To aid TF, nothing prevents developed countries from providing financial and technical assistance to other countries. But to have a legally binding multilateral commitment on TF while ignoring livelihood and food security issues for a vast population of the world is not a tenable situation.
Agencies have spewed astronomical figures regarding the trade volumes that TFA may add, ranging from US$64 billion to US$400 billion to US$1trillion. The rationality of their basis, however, is doubtful.
An emerging trend in the WTO is the virtual hijacking of the multilateral process by developed countries by pursuing “plurilateral negotiations” that involve only a subset of WTO members, thereby grossly undermining the multilateral basis of Doha Development Round negotiations.
Some issues being discussed in such plurilateral discussions are services, expansion of IT products and environmental products. This plurilateralism and cherry-picking of issues threatens the conclusion of the Doha Round.

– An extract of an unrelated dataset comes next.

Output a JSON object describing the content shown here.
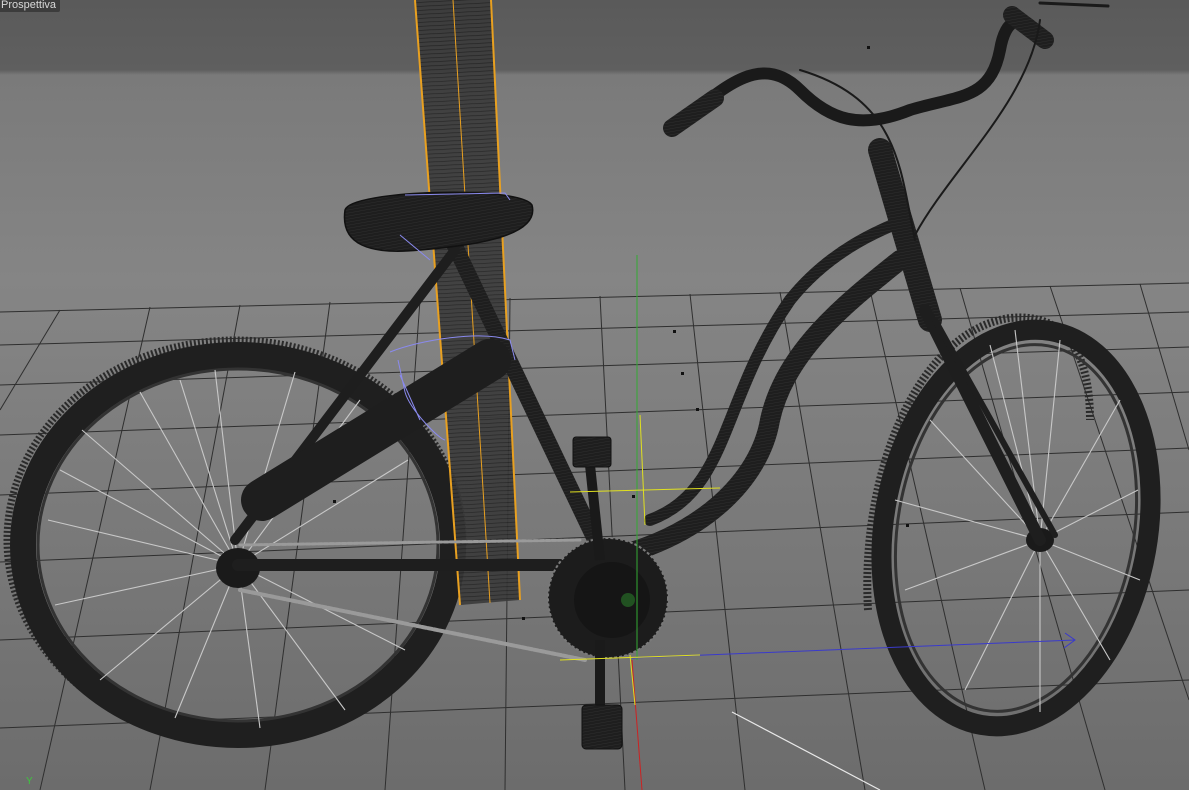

Another threat to the WTO comes from the penchant of developed countries to negotiate broad RTAs such as the Trans Pacific Partnership (TPP) and the US-EU Transatlantic Trade and Investment Partnership (T-TIP). Is it fair to attribute lack of progress on Doha to developing countries?
On a positive note, the world stands today at the threshold of a rare opportunity.
By making development the centrepiece of the Doha Development Round and engaging in serious negotiations with the spirit of ‘give and take’, developed countries can reinvigorate the multilateral trading system.
The first step towards this would be implementing the Bali package in a balanced manner in keeping with the mandate of the Doha Development Round.
Whether the developed countries are ready and committed to this is moot.
*This article is written by Sunjay Sudhir, Consul General of India, Sydney, who was Counsellor at the Permanent Mission of India to the WTO between 2007-11. Views expressed are personal.